Venture capitalist Albert Wenger often mentions how students who he meets in college have never been asked to reflect on their own purpose or passions. Schools avoided these questions because factory work required us to put our interests aside. In today’s economy students must be given time to reflect on these very personal questions and see teachers who are passionate themselves. And that would require an evaluation system that celebrates teachers’ passion and ability to nurture the same in their students.


In their book Make Just One Change, authors Dan Rothstein and Luz Santana share a very structured approach they have put into practice in alternative schools to teach students to ask questions. Once students can develop good questions on a subject, they can then answer their own questions for homework, for example. Students are much more likely to continue thinking about a subject after school hours if the topic is one that they came up with and which they are genuinely interested in understanding. When students have a sense of purpose to their work, they’re more motivated to work on finding answers and solutions.


Incorporating technology into the classroom can help to encourage innovation. We know that students brains are mostly impacted by how their peers view them and technology can provide a semi-public space for students to showcase their thinking and be recognized by their classmates for their contributions. These types of classroom tools also allow students to get feedback on their work and to compare their work to that of their peers. Having samples of other students’ work is a great learning tool in itself.

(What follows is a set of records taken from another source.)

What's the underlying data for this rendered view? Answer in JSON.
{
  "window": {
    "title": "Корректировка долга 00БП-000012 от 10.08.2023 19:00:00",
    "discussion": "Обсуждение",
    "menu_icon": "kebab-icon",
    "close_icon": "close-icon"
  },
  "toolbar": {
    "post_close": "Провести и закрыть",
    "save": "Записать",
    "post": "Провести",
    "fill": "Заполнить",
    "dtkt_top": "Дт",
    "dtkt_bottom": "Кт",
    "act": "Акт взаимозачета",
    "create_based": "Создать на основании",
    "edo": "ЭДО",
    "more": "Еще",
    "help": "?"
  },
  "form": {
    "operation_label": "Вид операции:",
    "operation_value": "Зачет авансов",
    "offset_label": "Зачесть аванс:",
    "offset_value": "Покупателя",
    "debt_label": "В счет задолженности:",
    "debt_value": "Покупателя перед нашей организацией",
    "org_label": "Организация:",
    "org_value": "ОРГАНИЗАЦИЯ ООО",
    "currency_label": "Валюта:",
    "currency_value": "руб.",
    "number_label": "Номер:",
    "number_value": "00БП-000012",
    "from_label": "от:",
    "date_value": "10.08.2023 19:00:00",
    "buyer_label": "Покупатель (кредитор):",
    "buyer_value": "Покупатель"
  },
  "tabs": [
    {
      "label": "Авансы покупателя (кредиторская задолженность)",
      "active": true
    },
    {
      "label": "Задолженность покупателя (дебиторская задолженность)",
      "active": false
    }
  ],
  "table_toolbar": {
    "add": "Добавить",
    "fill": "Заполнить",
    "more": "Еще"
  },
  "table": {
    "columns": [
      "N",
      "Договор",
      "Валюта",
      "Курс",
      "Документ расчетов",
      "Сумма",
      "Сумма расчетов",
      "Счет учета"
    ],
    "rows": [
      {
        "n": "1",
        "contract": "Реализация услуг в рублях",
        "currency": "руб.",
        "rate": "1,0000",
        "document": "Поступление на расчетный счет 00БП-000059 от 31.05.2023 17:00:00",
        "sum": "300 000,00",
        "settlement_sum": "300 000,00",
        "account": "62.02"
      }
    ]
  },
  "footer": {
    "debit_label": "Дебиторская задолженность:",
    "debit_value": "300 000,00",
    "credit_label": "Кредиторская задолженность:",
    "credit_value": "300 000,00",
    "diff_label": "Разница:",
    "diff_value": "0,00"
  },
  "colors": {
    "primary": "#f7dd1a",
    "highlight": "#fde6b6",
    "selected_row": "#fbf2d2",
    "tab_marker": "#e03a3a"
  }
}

In Ontario elementary schools, educators have begun adding community makerspaces into the classroom. Makerspaces are creative spaces where students can explore, tinker and discover. These spaces support hands-on learning and are making kids more enthusiastic about school. The students are also behaving better and earning higher grades. Teachers also noticed that different 21st-century skills were being developed in their students using these spaces, skills such as communication, problem-solving and collaboration.